A year ago I started a series of posts about Project Aurora – an experimental iPad game I was making with a group of students and the amazing artist Kim Koskamp.
It started brilliantly – we had unique concept art, a strong design direction, and a diverse team of programmers. But two months in, my posts went dark – and so did the project.
I was in the middle of writing about project management, highlighting communication as the make-or-break quality of a team. At the same time, it became our team’s biggest weakness: emails went unanswered, and the developers were rarely available to talk synchronously, whether by phone, skype, AIM, or gchat. The semester ended and we had a beta version, but no enthusiasm to carry through, polish and release it to the app store.
I had failed.
But there was one person for whom I had failed more than any other, and that was Kim.
When I was scouting for an artist, I emphasized and re-emphasized accountability: this was a project other people were getting graded on, that we couldn’t up and disappear, no matter the friction. If you were in, you were in until the end. I kept worrying about the artist flaking, oblivious to the fact that it could go both ways.

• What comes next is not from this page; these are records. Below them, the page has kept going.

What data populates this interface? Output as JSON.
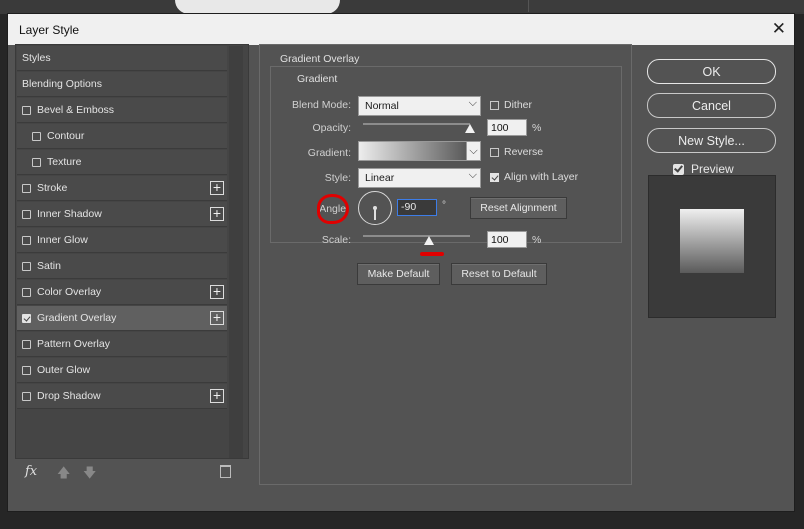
{
  "window": {
    "title": "Layer Style",
    "close_glyph": "✕"
  },
  "sidebar": {
    "items": [
      {
        "label": "Styles",
        "checkbox": false,
        "checked": false,
        "plus": false,
        "indent": false,
        "active": false
      },
      {
        "label": "Blending Options",
        "checkbox": false,
        "checked": false,
        "plus": false,
        "indent": false,
        "active": false
      },
      {
        "label": "Bevel & Emboss",
        "checkbox": true,
        "checked": false,
        "plus": false,
        "indent": false,
        "active": false
      },
      {
        "label": "Contour",
        "checkbox": true,
        "checked": false,
        "plus": false,
        "indent": true,
        "active": false
      },
      {
        "label": "Texture",
        "checkbox": true,
        "checked": false,
        "plus": false,
        "indent": true,
        "active": false
      },
      {
        "label": "Stroke",
        "checkbox": true,
        "checked": false,
        "plus": true,
        "indent": false,
        "active": false
      },
      {
        "label": "Inner Shadow",
        "checkbox": true,
        "checked": false,
        "plus": true,
        "indent": false,
        "active": false
      },
      {
        "label": "Inner Glow",
        "checkbox": true,
        "checked": false,
        "plus": false,
        "indent": false,
        "active": false
      },
      {
        "label": "Satin",
        "checkbox": true,
        "checked": false,
        "plus": false,
        "indent": false,
        "active": false
      },
      {
        "label": "Color Overlay",
        "checkbox": true,
        "checked": false,
        "plus": true,
        "indent": false,
        "active": false
      },
      {
        "label": "Gradient Overlay",
        "checkbox": true,
        "checked": true,
        "plus": true,
        "indent": false,
        "active": true
      },
      {
        "label": "Pattern Overlay",
        "checkbox": true,
        "checked": false,
        "plus": false,
        "indent": false,
        "active": false
      },
      {
        "label": "Outer Glow",
        "checkbox": true,
        "checked": false,
        "plus": false,
        "indent": false,
        "active": false
      },
      {
        "label": "Drop Shadow",
        "checkbox": true,
        "checked": false,
        "plus": true,
        "indent": false,
        "active": false
      }
    ],
    "footer": {
      "fx_label": "fx",
      "up_arrow": "🡅",
      "down_arrow": "🡇"
    }
  },
  "panel": {
    "section_title": "Gradient Overlay",
    "group_title": "Gradient",
    "blend_mode": {
      "label": "Blend Mode:",
      "value": "Normal"
    },
    "dither": {
      "label": "Dither",
      "checked": false
    },
    "opacity": {
      "label": "Opacity:",
      "value": "100",
      "unit": "%",
      "level": 1.0
    },
    "gradient": {
      "label": "Gradient:"
    },
    "reverse": {
      "label": "Reverse",
      "checked": false
    },
    "style": {
      "label": "Style:",
      "value": "Linear"
    },
    "align_with_layer": {
      "label": "Align with Layer",
      "checked": true
    },
    "angle": {
      "label": "Angle:",
      "value": "-90",
      "unit": "°"
    },
    "reset_alignment": "Reset Alignment",
    "scale": {
      "label": "Scale:",
      "value": "100",
      "unit": "%"
    },
    "make_default": "Make Default",
    "reset_to_default": "Reset to Default",
    "chevron": "⌵"
  },
  "actions": {
    "ok": "OK",
    "cancel": "Cancel",
    "new_style": "New Style...",
    "preview": {
      "label": "Preview",
      "checked": true
    }
  },
  "colors": {
    "annotation": "#e00000",
    "focus": "#3d7de8"
  }
}
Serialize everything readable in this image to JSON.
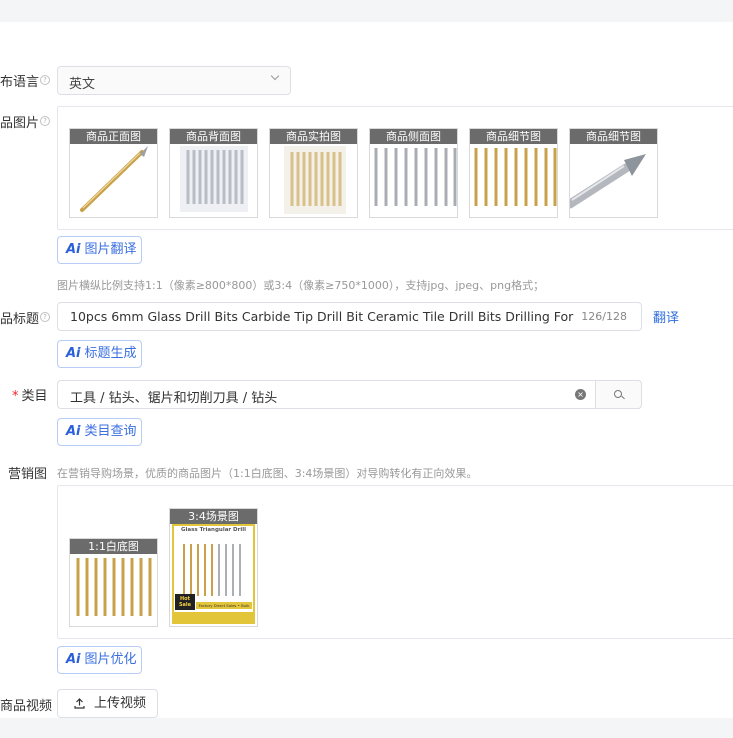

So Kim poured her heart and soul into this project. She does this with most of her work; she’s a truly inspirational artist, dedicated against all odds. When faced with an enormous challenge – she’d never done art for a game before, much less animation – she buckled down and for the project’s entire three month roadmap was continuously iterating, improving, and learning new techniques to ensure what she delivered was the best it could possibly be. For a project we knew from the start was going to make very little money – if any – she worked harder than most salaried employees.
So when the end came, and I had nothing for her – not a playable demo, not a published game, not even an alpha version that was accessible to her – I knew I’d let down Kim more than anyone.
And that was something I couldn’t really handle.
For the past several months, I stole odd hours here and there to redesign Aurora for the web. I knew I didn’t have the ability to create it for iPad, and for once I wanted to be in control of all the variables. Because Aurora was so fundamentally tied to touch and gesture, the design had to be gutted. We kept the art, but the mechanics were redesigned from scratch.
Michael Molinari, with whom I’ve worked on several game jam projects (<3), volunteered to get the game running in Flash, and we batted ideas back and forth, and chewed our nails over a timeline, and finally came up with a simple concept we could create in a few months that would do justice to the original experience. It was hard not to tweet, share or screenshot the progress for the past several months, but now we finally get to put it out in the world:
Kim, this is for you! Failing might phase you, but it never stops you. You hit walls and find ways to leap over, dig under, or just barrel right through them. You are an incredible person, a brilliant friend, and one of the best people I’ve ever worked with. Thank you for being you, and sharing so much of yourself with others. You put your heart and soul into this project, and I hope at least some of that’s honored with this version: